Stack Overflow is a community of 4.7 million programmers, just like you, helping each other.

Join them; it only takes a minute:

Sign up
Join the Stack Overflow community to:
  1. Ask programming questions
  2. Answer and help your peers
  3. Get recognized for your expertise

In PHP I remember I can do something like


now I declare

int array[20];

how can I print only a part of it without using a for loop

for example.

cout << array[1 to 5] << "Here is the breaking point" << array[15 to 20] << endl;

Something like this

I also remember if it was printf there would be something like ^5 or something like saying upto 5

share|improve this question
You can use the pretty printer: std::cout << pretty_print_array(array + 3, 6) << std::endl; – Kerrek SB Aug 6 '12 at 16:56
up vote 6 down vote accepted
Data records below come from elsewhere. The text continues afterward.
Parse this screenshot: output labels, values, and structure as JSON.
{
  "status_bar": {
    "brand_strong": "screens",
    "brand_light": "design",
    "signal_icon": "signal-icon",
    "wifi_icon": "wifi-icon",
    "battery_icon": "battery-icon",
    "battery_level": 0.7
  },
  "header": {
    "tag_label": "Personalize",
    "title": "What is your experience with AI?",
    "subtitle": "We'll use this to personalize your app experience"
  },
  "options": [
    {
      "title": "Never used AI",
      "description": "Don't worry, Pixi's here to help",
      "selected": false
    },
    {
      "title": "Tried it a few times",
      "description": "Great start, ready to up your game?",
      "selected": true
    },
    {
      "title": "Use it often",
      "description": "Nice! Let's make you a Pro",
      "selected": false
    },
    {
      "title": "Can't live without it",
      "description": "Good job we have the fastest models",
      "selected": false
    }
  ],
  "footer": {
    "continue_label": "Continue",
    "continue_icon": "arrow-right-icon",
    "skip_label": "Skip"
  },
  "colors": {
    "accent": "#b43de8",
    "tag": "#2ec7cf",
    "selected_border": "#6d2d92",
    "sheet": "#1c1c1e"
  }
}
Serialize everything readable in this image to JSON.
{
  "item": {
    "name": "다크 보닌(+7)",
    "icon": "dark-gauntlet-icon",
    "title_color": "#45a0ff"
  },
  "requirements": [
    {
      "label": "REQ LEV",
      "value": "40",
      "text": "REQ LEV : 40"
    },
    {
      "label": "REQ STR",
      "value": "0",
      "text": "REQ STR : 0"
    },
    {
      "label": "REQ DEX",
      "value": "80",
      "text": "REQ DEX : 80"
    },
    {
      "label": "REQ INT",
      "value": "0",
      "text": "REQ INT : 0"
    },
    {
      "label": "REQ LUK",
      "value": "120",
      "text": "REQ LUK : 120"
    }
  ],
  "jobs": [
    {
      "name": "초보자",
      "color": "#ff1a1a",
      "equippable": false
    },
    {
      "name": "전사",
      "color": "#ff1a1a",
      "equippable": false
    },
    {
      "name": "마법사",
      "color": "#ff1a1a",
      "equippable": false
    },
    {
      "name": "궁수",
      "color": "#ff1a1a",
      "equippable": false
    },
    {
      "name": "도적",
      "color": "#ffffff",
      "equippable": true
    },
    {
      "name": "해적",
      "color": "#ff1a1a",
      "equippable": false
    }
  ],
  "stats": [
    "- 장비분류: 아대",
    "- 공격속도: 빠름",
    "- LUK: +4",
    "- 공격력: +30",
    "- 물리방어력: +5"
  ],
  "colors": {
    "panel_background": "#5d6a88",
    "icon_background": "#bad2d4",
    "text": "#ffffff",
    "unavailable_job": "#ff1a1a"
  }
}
You can use a combination of ostream_iterator and copy (link to ideone):

#include <iostream>
#include <iterator>
#include <algorithm>

using namespace std;

int main() {
    int array[] = {1,2,3,4,5,6,7,8,9,10,11,12,13};
    ostream_iterator<int> out_it (cout," ");
    copy ( array+3, array+6, out_it );
    return 0;

The array+3 syntax may look unusual: this is a pointer expression equivalent to &array[3], which produces a pointer. Since you can pass a pair of array pointers where C standard library expects a pair of iterators, this produces the expected results.

share|improve this answer

You could copy to an ostream iterator:

std::copy(array, array+5, std::ostream_iterator(std::cout, " "));
std::cout << "Here is the breaking point";
std::copy(array+15, array+20, std::ostream_iterator<int>(std::cout, " "));
share|improve this answer

Your Answer


By posting your answer, you agree to the privacy policy and terms of service.

Not the answer you're looking for? Browse other questions tagged or ask your own question.